If you have a platform, use it!
Controversial and upsetting events are happening around us all the time. What are you doing as a public speaker to address these events and open the conversation? Deciding not to talk about something because you don’t know how or don’t want to “go there” isn’t helping your audience think differently, understand other viewpoints, or change their perceptions.
In today’s episode, I derailed from the original plan so I could ask my guest, Hari Stephen Kumar, a teacher, scholar, story-crafter, and vision-caster who speaks and teaches about issues of whiteness, gender, religion, politics, and mass media about the events that took place in Charlottesville last Saturday. As I’m still searching for the right way to ask questions about it, I turned today’s episode into a chance to practice “going there” from a place of sensitivity, openness, and compassion toward other people’s experiences.
Hari and I discuss how public speakers can bring up tough subjects, what it’s been like for him living as a non-white man in a largely white area, how he addresses the question of where he’s from, his thoughts on Charlottesville, and the larger subject of race, and much more. I wasn’t sure where I was going with this episode, but I knew having a conversation about it was a good place to start.
I hope this inspires you to begin talking about more difficult, complex topics so you can be part of breaking down barriers and challenging the viewpoints that keep us divided. The book Hari recommends at the end of the episode is Eliminationists: How Hate Talk Radicalized the American Right.

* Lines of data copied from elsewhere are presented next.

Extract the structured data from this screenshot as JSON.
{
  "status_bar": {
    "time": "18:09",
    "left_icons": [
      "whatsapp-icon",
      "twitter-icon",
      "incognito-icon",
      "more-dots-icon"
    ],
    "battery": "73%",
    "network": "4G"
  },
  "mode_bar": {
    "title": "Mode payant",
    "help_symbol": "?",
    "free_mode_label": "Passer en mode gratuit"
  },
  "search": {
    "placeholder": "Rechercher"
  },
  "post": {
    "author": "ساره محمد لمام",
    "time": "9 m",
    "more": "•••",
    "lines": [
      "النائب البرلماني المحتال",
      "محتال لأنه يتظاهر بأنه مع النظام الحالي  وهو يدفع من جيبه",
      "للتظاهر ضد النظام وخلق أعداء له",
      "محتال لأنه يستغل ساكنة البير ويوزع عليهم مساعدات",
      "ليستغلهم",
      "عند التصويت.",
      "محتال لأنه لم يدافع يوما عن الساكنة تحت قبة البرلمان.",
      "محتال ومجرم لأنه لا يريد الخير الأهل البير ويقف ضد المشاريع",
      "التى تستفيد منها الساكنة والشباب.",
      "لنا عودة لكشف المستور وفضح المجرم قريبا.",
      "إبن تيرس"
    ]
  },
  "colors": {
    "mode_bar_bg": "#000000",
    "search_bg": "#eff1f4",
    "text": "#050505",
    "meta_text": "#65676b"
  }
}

Angela Lussier is the founder of the Speaker Sisterhood and also an award-winning speaker, three-time author, and two-time TEDx presenter. She is the host of Claim the Stage, a public speaking podcast for courageous women. Her motto: Stop waiting. Start creating.